Gulabo lay her head in my lap, pleading, “Bhaiyaji, mujhe bacha lo!” (Brother, please save me!), and soon after took her last breath. Just two days ago, I had freed her and her family from intergenerational bondage at a brick kiln in Mahendragarh, Haryana. She died of severe tuberculosis and malnutrition. Overcome by anger and grief after I had cremated Gulabo’s body, I walked up the road till I reached the chamber of the erstwhile senior judge of the Supreme Court of India, Justice P N Bhagwati.
Two years after this meeting, the landmark judicial order of 1984 in Bandhua Mukti Morcha v. Union of India established that with respect to workers, the constitutional right to life is inclusive of the right to health. At the time, I served as the general secretary of Bandhua Mukti Morcha. Justice Bhagwati was moved by the plight of Gulabo and many others in situations similar to slavery, and brought to light the limitations of the country’s healthcare systems to serve its poorest.
This reality is starker today. Forty years after Gulabo, innumerable children are still dying from lack of healthcare. Amidst the pandemic, the frantic cries for oxygen, hospital beds, medicine and even a place to cremate their own, laid bare our failure to extend dignity in both life and death. Now, compound this with the loss of income, debt, food insecurity, and illiteracy. That is the situation of lakhs of families in India today. That said, the most profound loss is of people’s faith in the ability of the country’s healthcare system to protect them. It is the primary responsibility of elected representatives to reinstate this faith.
The right to equality guaranteed under Article 15 upholds non-discrimination on the basis religion, race, caste, gender, place of birth, etc. However, the dismal investment in public health for decades has made healthcare a privilege available to a few. The constitutional right to health is critical to breaking discriminatory structures that will otherwise continue to perpetuate inequality in all spheres of life, including education, opportunity, wealth, and social mobility.
The judicial interpretation of the right to life and liberty under Article 21 in several judgments as inclusive of health was crucial, but has its limitations. The universal access to healthcare is now as achievable as it is indispensable. The rights of people are not stagnant, and must evolve as the country evolves. Ayushman Bharat is an ambitious scheme with great potential, but there is a difference between a rights and a service-delivery model of development. If health is a fundamental right, it will give a spine to the entire health ecosystem, empower doctors and healthcare workers, and ensure transparency, inclusivity, and accountability. Moreover, it will pave the way for special legislation, capable institutions, increased budgets, medical training and research, wellness and prevention, and outreach of services; thereby instilling immense confidence and positivity amongst the citizens.

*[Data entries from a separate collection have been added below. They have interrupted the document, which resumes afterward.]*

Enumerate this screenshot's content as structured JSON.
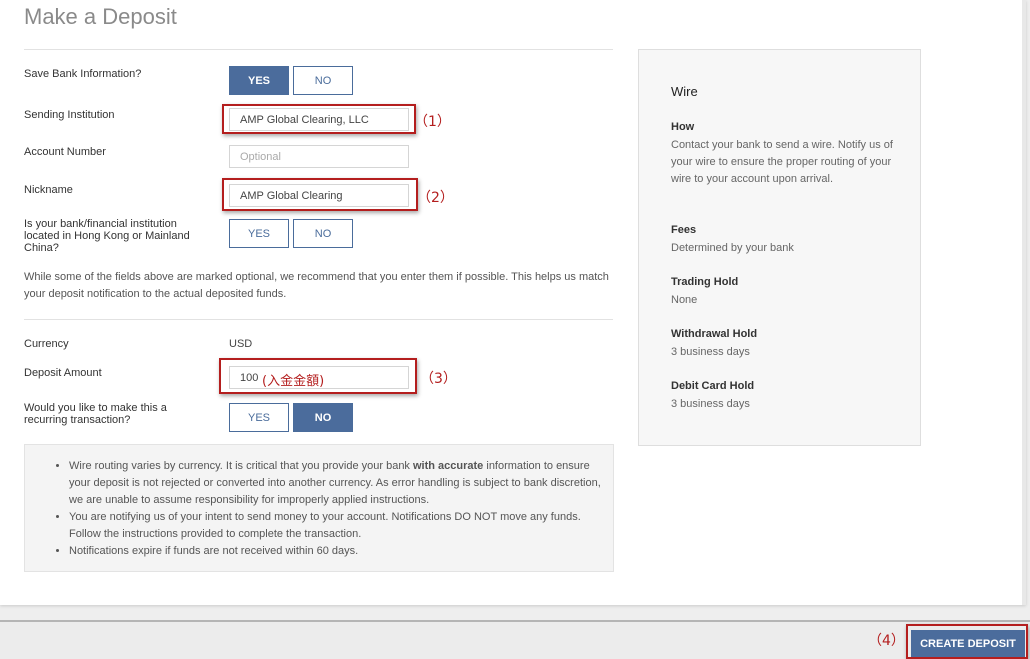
{
  "page": {
    "title": "Make a Deposit"
  },
  "form": {
    "save_bank_label": "Save Bank Information?",
    "yes_label": "YES",
    "no_label": "NO",
    "sending_institution_label": "Sending Institution",
    "sending_institution_value": "AMP Global Clearing, LLC",
    "account_number_label": "Account Number",
    "account_number_placeholder": "Optional",
    "nickname_label": "Nickname",
    "nickname_value": "AMP Global Clearing",
    "hk_china_label": "Is your bank/financial institution located in Hong Kong or Mainland China?",
    "note": "While some of the fields above are marked optional, we recommend that you enter them if possible. This helps us match your deposit notification to the actual deposited funds.",
    "currency_label": "Currency",
    "currency_value": "USD",
    "deposit_amount_label": "Deposit Amount",
    "deposit_amount_value": "100",
    "recurring_label": "Would you like to make this a recurring transaction?"
  },
  "annotations": {
    "a1": "（1）",
    "a2": "（2）",
    "a3": "（3）",
    "a4": "（4）",
    "deposit_amount_note": "(入金金額)"
  },
  "info": {
    "bullet1_a": "Wire routing varies by currency. It is critical that you provide your bank ",
    "bullet1_b": "with accurate",
    "bullet1_c": " information to ensure your deposit is not rejected or converted into another currency. As error handling is subject to bank discretion, we are unable to assume responsibility for improperly applied instructions.",
    "bullet2": "You are notifying us of your intent to send money to your account. Notifications DO NOT move any funds. Follow the instructions provided to complete the transaction.",
    "bullet3": "Notifications expire if funds are not received within 60 days."
  },
  "side": {
    "title": "Wire",
    "how_h": "How",
    "how_t": "Contact your bank to send a wire. Notify us of your wire to ensure the proper routing of your wire to your account upon arrival.",
    "fees_h": "Fees",
    "fees_t": "Determined by your bank",
    "trading_hold_h": "Trading Hold",
    "trading_hold_t": "None",
    "withdrawal_hold_h": "Withdrawal Hold",
    "withdrawal_hold_t": "3 business days",
    "debit_card_hold_h": "Debit Card Hold",
    "debit_card_hold_t": "3 business days"
  },
  "footer": {
    "create_deposit_label": "CREATE DEPOSIT"
  },
  "colors": {
    "accent": "#4b6c9c",
    "highlight": "#b41e1e"
  }
}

The right to education too had long been upheld as implicit to the right to life before the constitutional amendment that established it as fundamental in its own right. Now, the primary school enrolment rate is over 95 per cent, a target believed to be impossible 15 years ago. While there is much left to attain in terms of quality of education, learning outcomes, infrastructure, teacher education, and social parity, the progress is measurable. When it comes to healthcare, however, entire life-savings of families are lost if even one member falls seriously ill. This is unacceptable.
We need a fundamental shift in our approach to healthcare. Instead of viewing it as spending, we have to see it as a high-yield investment that can considerably cut down future out-of-pocket costs and also increase output. The evidence is before us today. As we scramble to deal with a monumental health crisis with a crumbling healthcare system, we are witnessing its grave economic impact. If the current healthcare model does not change, we risk finding our children in the same situation.
Our collective suffering can be translated into long-lasting change. In the past few weeks, I have written to urge the Prime Minister, and every Member of Parliament to consider this recommendation. Many MPs have come forward in unity. The universal access to healthcare is now as achievable as it is indispensable.
This is the time for a constitutional amendment to make health a fundamental right. India is facing a defining moment in its history, and our children will pay the price for our choices today. At this point, I am reminded of Gandhiji’s talisman: “Whenever you are in doubt, or when the self becomes too much with you, apply the following test. Recall the face of the poorest and the weakest man (woman) whom you may have seen, and ask yourself, if the step you contemplate is going to be of any use to him (her).” Let this be our guiding light.
The writer is a Nobel laureate